Within West Africa the profits are thought to have bankrolled everything from traditional organised crime to armed conflicts, along with boosting the bank balances of BEC criminals.

One family based Johannesburg linked to BEC was using the proceeds of that crime to buy and sell BMWs on major online trading sites, and were broadcasting their lavish life and huge property investments on social media, posing in photos with popular local rappers and celebrities.

Others operate out of internet cafes where the main users are online scammers. “We’re not talking any of this darkweb marketplace stuff – we’re talking bank notes exchanged for email lists scrawled on grubby bits of paper,” Naughton says. “These cafes are a safe environment for the criminals to learn.”

But experts agree most attackers face little risk of repercussion.

Defence

Better passwords and enabling of two-factor authentication are immediate security controls that businesses should employ to defend against BEC and other cyber threats.

But at least one seasoned security expert within an Australian global enterprise has cooked up some proactive alternative defences.

Speaking on the condition of anonymity, the expert revealed he registered false corporate email addresses such as CEO@hiscompany.com and CFO@hiscompany.com in order to divert and bait attackers targeting is organisation.

An email bot operating within those false email accounts would engage the attackers with one of six written responses styled in the voice of a personal assistant. The responses were designed to trick attackers into thinking they were succeeding with the would-be director, prompting them to email their illicit Australian bank accounts for payment.

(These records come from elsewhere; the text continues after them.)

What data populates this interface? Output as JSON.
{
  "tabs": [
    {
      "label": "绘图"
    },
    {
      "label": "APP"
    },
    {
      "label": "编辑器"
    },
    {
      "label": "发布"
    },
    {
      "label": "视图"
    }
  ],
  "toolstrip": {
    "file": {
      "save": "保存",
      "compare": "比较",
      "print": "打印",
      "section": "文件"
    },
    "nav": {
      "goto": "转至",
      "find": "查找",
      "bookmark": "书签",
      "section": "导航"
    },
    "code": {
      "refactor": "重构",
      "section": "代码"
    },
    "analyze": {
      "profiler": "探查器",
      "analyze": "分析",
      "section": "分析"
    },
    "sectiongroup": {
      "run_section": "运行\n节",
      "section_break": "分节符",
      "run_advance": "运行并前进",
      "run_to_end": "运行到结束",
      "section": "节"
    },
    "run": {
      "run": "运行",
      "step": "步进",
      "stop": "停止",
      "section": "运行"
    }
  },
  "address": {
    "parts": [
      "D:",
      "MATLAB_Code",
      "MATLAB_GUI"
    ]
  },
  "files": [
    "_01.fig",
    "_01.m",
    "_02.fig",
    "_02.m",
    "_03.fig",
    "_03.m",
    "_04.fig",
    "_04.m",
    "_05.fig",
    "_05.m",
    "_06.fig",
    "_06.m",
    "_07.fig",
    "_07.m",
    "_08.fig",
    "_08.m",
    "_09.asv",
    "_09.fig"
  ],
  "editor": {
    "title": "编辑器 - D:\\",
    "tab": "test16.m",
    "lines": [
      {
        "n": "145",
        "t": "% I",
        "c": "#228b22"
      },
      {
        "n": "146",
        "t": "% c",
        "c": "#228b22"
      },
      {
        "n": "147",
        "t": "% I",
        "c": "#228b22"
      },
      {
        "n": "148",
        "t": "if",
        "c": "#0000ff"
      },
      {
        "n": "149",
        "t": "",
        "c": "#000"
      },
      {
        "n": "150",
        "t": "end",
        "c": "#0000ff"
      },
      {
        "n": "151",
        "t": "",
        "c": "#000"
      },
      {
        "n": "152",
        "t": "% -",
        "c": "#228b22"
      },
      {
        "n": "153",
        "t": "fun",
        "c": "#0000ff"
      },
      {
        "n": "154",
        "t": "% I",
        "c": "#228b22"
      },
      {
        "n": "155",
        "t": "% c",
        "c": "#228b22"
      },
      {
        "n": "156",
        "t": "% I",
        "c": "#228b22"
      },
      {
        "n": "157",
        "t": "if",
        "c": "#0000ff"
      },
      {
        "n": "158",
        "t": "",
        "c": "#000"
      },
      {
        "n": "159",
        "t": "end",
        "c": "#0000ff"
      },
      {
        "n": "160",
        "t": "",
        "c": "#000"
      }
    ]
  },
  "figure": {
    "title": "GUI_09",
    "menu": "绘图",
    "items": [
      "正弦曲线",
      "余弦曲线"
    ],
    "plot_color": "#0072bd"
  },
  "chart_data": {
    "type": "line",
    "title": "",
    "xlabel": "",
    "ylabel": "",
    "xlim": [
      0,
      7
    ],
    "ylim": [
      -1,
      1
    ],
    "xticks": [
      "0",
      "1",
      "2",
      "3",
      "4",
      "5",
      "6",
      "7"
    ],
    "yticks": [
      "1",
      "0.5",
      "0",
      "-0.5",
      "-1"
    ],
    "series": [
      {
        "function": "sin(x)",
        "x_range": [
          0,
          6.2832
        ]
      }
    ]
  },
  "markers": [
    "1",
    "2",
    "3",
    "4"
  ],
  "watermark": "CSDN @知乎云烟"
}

The security expert would then report the bank accounts to his anti-fraud contacts within Australia’s Big Four banks. The accounts would be scuppered in what he described as a significant disruption to crucial BEC money laundering operations.

But the dozen security experts interviewed for this story are unanimous: the best defence against BEC is a simple phone call. Most businesses should be able to introduce a phone call as “another step in the playbook”, Tilley says, to confirm a bank account number ahead of a significant money transfer.

This advice is more complex for organisations which regularly fire off large amounts of money across international borders, Naughton says, but should still be implemented. “No one is going to hold up a transfer of a few million for fun, but it is worth making that one phone call,” he says.

Technical controls do play a key role. Unique passwords, such as a personal and perhaps nonsensical non-cliché phrase, are critical to protect important accounts. Password managers are a worthy consideration for all users.

Corporate inboxes protected by reused or common passwords without two factor authentication are at significant risk of attack.

Google and University of California, Berkeley, academics found in November research that users who had an account login compromised in a phishing attack were 400 times more likely to have their Google account subsequently hijacked, compared to those who had never been phished.

Naughton undertook a series of defensive recommendations for Buildr. Validation of bank accounts over phone prior to payment was top of the list, along with better monitoring of out of country logins – a difficult task for a multinational business. “You should have a phone number to call for big transfers of money,” he says. “It’s a cheap and easy fix.”